[MATERIALS PROVIDED]
++++
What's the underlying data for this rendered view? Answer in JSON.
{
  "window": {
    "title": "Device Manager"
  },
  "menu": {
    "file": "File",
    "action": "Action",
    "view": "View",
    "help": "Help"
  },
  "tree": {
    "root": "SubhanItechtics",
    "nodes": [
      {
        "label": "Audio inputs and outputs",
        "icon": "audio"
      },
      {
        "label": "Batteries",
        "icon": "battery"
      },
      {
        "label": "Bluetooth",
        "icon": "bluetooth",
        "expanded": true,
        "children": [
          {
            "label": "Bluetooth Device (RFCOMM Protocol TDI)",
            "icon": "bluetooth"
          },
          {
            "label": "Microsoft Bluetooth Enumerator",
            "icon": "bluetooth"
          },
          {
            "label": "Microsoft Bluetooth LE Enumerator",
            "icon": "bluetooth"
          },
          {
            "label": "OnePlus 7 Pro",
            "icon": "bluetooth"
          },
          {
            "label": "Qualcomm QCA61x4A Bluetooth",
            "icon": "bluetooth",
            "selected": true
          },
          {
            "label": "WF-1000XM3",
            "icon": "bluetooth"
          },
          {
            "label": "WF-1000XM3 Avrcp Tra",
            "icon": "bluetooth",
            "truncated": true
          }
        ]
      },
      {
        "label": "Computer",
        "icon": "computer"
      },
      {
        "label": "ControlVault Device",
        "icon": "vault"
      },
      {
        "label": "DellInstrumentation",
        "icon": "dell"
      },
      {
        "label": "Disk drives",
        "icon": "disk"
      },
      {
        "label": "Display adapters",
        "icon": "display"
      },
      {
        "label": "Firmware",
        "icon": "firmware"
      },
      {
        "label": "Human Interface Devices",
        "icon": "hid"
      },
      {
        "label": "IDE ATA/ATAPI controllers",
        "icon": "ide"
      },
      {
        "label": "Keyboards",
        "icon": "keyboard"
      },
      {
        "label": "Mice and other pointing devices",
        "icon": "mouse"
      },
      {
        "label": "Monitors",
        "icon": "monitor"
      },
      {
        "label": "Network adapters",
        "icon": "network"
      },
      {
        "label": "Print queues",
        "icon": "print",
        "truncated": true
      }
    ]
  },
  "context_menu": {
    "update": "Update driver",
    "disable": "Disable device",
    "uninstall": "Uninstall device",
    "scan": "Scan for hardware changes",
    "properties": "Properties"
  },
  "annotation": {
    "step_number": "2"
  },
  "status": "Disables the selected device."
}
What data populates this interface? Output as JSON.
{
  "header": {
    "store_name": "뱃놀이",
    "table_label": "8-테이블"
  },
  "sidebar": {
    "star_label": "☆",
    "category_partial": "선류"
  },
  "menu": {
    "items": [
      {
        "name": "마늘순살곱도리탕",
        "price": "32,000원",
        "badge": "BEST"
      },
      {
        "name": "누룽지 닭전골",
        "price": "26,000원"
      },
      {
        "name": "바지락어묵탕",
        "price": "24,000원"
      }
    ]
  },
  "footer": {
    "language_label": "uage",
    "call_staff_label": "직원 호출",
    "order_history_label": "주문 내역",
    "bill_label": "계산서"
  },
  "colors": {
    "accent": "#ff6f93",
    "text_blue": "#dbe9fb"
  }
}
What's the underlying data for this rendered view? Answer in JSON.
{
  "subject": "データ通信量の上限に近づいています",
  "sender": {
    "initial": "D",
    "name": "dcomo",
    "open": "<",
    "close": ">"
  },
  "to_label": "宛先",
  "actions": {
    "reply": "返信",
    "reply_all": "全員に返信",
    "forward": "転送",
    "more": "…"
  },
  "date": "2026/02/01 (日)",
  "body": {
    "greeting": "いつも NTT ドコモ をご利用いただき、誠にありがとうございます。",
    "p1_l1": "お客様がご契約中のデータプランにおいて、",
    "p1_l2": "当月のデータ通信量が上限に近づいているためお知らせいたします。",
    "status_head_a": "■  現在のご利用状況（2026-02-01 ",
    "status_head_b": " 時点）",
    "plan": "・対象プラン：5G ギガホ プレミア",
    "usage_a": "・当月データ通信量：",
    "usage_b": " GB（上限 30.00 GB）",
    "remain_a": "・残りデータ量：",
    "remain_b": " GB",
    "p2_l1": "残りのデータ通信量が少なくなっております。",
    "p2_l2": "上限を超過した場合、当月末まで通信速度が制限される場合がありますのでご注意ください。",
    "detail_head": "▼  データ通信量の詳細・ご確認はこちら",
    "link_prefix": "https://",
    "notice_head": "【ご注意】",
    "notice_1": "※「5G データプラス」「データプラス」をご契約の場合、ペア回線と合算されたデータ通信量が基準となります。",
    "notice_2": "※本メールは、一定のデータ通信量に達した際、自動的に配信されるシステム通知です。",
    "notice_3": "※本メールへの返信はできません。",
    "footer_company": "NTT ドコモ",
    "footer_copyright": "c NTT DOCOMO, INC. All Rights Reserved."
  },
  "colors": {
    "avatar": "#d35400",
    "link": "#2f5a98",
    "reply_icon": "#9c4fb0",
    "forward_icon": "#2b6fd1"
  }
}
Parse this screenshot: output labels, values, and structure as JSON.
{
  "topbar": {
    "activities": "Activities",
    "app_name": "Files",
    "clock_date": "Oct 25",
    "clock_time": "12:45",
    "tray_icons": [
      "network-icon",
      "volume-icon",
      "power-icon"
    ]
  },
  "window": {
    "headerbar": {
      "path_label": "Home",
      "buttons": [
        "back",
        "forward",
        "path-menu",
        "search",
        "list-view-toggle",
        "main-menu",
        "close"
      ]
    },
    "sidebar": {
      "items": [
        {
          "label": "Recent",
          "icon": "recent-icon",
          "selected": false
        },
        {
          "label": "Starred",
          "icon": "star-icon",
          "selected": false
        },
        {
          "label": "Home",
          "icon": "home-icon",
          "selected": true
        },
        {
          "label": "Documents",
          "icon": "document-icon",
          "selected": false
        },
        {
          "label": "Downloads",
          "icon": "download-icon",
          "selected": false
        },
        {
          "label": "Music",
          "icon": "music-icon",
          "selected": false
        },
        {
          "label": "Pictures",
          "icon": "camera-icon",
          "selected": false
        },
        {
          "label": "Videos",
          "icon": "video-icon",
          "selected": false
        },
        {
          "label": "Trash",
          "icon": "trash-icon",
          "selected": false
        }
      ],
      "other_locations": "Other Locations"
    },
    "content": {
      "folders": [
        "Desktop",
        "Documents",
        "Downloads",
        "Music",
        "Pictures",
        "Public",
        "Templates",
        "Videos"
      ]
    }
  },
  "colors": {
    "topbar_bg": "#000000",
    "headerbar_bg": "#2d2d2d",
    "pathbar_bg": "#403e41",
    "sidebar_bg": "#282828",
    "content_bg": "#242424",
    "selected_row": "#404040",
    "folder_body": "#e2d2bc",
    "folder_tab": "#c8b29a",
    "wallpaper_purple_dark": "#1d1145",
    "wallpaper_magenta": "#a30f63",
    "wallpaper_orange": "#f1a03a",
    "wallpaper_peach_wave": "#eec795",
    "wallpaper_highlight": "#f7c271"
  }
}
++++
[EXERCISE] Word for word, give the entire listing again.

[RESPONSE BELOW]
What's the underlying data for this rendered view? Answer in JSON.
{
  "window": {
    "title": "Device Manager"
  },
  "menu": {
    "file": "File",
    "action": "Action",
    "view": "View",
    "help": "Help"
  },
  "tree": {
    "root": "SubhanItechtics",
    "nodes": [
      {
        "label": "Audio inputs and outputs",
        "icon": "audio"
      },
      {
        "label": "Batteries",
        "icon": "battery"
      },
      {
        "label": "Bluetooth",
        "icon": "bluetooth",
        "expanded": true,
        "children": [
          {
            "label": "Bluetooth Device (RFCOMM Protocol TDI)",
            "icon": "bluetooth"
          },
          {
            "label": "Microsoft Bluetooth Enumerator",
            "icon": "bluetooth"
          },
          {
            "label": "Microsoft Bluetooth LE Enumerator",
            "icon": "bluetooth"
          },
          {
            "label": "OnePlus 7 Pro",
            "icon": "bluetooth"
          },
          {
            "label": "Qualcomm QCA61x4A Bluetooth",
            "icon": "bluetooth",
            "selected": true
          },
          {
            "label": "WF-1000XM3",
            "icon": "bluetooth"
          },
          {
            "label": "WF-1000XM3 Avrcp Tra",
            "icon": "bluetooth",
            "truncated": true
          }
        ]
      },
      {
        "label": "Computer",
        "icon": "computer"
      },
      {
        "label": "ControlVault Device",
        "icon": "vault"
      },
      {
        "label": "DellInstrumentation",
        "icon": "dell"
      },
      {
        "label": "Disk drives",
        "icon": "disk"
      },
      {
        "label": "Display adapters",
        "icon": "display"
      },
      {
        "label": "Firmware",
        "icon": "firmware"
      },
      {
        "label": "Human Interface Devices",
        "icon": "hid"
      },
      {
        "label": "IDE ATA/ATAPI controllers",
        "icon": "ide"
      },
      {
        "label": "Keyboards",
        "icon": "keyboard"
      },
      {
        "label": "Mice and other pointing devices",
        "icon": "mouse"
      },
      {
        "label": "Monitors",
        "icon": "monitor"
      },
      {
        "label": "Network adapters",
        "icon": "network"
      },
      {
        "label": "Print queues",
        "icon": "print",
        "truncated": true
      }
    ]
  },
  "context_menu": {
    "update": "Update driver",
    "disable": "Disable device",
    "uninstall": "Uninstall device",
    "scan": "Scan for hardware changes",
    "properties": "Properties"
  },
  "annotation": {
    "step_number": "2"
  },
  "status": "Disables the selected device."
}
What data populates this interface? Output as JSON.
{
  "header": {
    "store_name": "뱃놀이",
    "table_label": "8-테이블"
  },
  "sidebar": {
    "star_label": "☆",
    "category_partial": "선류"
  },
  "menu": {
    "items": [
      {
        "name": "마늘순살곱도리탕",
        "price": "32,000원",
        "badge": "BEST"
      },
      {
        "name": "누룽지 닭전골",
        "price": "26,000원"
      },
      {
        "name": "바지락어묵탕",
        "price": "24,000원"
      }
    ]
  },
  "footer": {
    "language_label": "uage",
    "call_staff_label": "직원 호출",
    "order_history_label": "주문 내역",
    "bill_label": "계산서"
  },
  "colors": {
    "accent": "#ff6f93",
    "text_blue": "#dbe9fb"
  }
}
What's the underlying data for this rendered view? Answer in JSON.
{
  "subject": "データ通信量の上限に近づいています",
  "sender": {
    "initial": "D",
    "name": "dcomo",
    "open": "<",
    "close": ">"
  },
  "to_label": "宛先",
  "actions": {
    "reply": "返信",
    "reply_all": "全員に返信",
    "forward": "転送",
    "more": "…"
  },
  "date": "2026/02/01 (日)",
  "body": {
    "greeting": "いつも NTT ドコモ をご利用いただき、誠にありがとうございます。",
    "p1_l1": "お客様がご契約中のデータプランにおいて、",
    "p1_l2": "当月のデータ通信量が上限に近づいているためお知らせいたします。",
    "status_head_a": "■  現在のご利用状況（2026-02-01 ",
    "status_head_b": " 時点）",
    "plan": "・対象プラン：5G ギガホ プレミア",
    "usage_a": "・当月データ通信量：",
    "usage_b": " GB（上限 30.00 GB）",
    "remain_a": "・残りデータ量：",
    "remain_b": " GB",
    "p2_l1": "残りのデータ通信量が少なくなっております。",
    "p2_l2": "上限を超過した場合、当月末まで通信速度が制限される場合がありますのでご注意ください。",
    "detail_head": "▼  データ通信量の詳細・ご確認はこちら",
    "link_prefix": "https://",
    "notice_head": "【ご注意】",
    "notice_1": "※「5G データプラス」「データプラス」をご契約の場合、ペア回線と合算されたデータ通信量が基準となります。",
    "notice_2": "※本メールは、一定のデータ通信量に達した際、自動的に配信されるシステム通知です。",
    "notice_3": "※本メールへの返信はできません。",
    "footer_company": "NTT ドコモ",
    "footer_copyright": "c NTT DOCOMO, INC. All Rights Reserved."
  },
  "colors": {
    "avatar": "#d35400",
    "link": "#2f5a98",
    "reply_icon": "#9c4fb0",
    "forward_icon": "#2b6fd1"
  }
}
Parse this screenshot: output labels, values, and structure as JSON.
{
  "topbar": {
    "activities": "Activities",
    "app_name": "Files",
    "clock_date": "Oct 25",
    "clock_time": "12:45",
    "tray_icons": [
      "network-icon",
      "volume-icon",
      "power-icon"
    ]
  },
  "window": {
    "headerbar": {
      "path_label": "Home",
      "buttons": [
        "back",
        "forward",
        "path-menu",
        "search",
        "list-view-toggle",
        "main-menu",
        "close"
      ]
    },
    "sidebar": {
      "items": [
        {
          "label": "Recent",
          "icon": "recent-icon",
          "selected": false
        },
        {
          "label": "Starred",
          "icon": "star-icon",
          "selected": false
        },
        {
          "label": "Home",
          "icon": "home-icon",
          "selected": true
        },
        {
          "label": "Documents",
          "icon": "document-icon",
          "selected": false
        },
        {
          "label": "Downloads",
          "icon": "download-icon",
          "selected": false
        },
        {
          "label": "Music",
          "icon": "music-icon",
          "selected": false
        },
        {
          "label": "Pictures",
          "icon": "camera-icon",
          "selected": false
        },
        {
          "label": "Videos",
          "icon": "video-icon",
          "selected": false
        },
        {
          "label": "Trash",
          "icon": "trash-icon",
          "selected": false
        }
      ],
      "other_locations": "Other Locations"
    },
    "content": {
      "folders": [
        "Desktop",
        "Documents",
        "Downloads",
        "Music",
        "Pictures",
        "Public",
        "Templates",
        "Videos"
      ]
    }
  },
  "colors": {
    "topbar_bg": "#000000",
    "headerbar_bg": "#2d2d2d",
    "pathbar_bg": "#403e41",
    "sidebar_bg": "#282828",
    "content_bg": "#242424",
    "selected_row": "#404040",
    "folder_body": "#e2d2bc",
    "folder_tab": "#c8b29a",
    "wallpaper_purple_dark": "#1d1145",
    "wallpaper_magenta": "#a30f63",
    "wallpaper_orange": "#f1a03a",
    "wallpaper_peach_wave": "#eec795",
    "wallpaper_highlight": "#f7c271"
  }
}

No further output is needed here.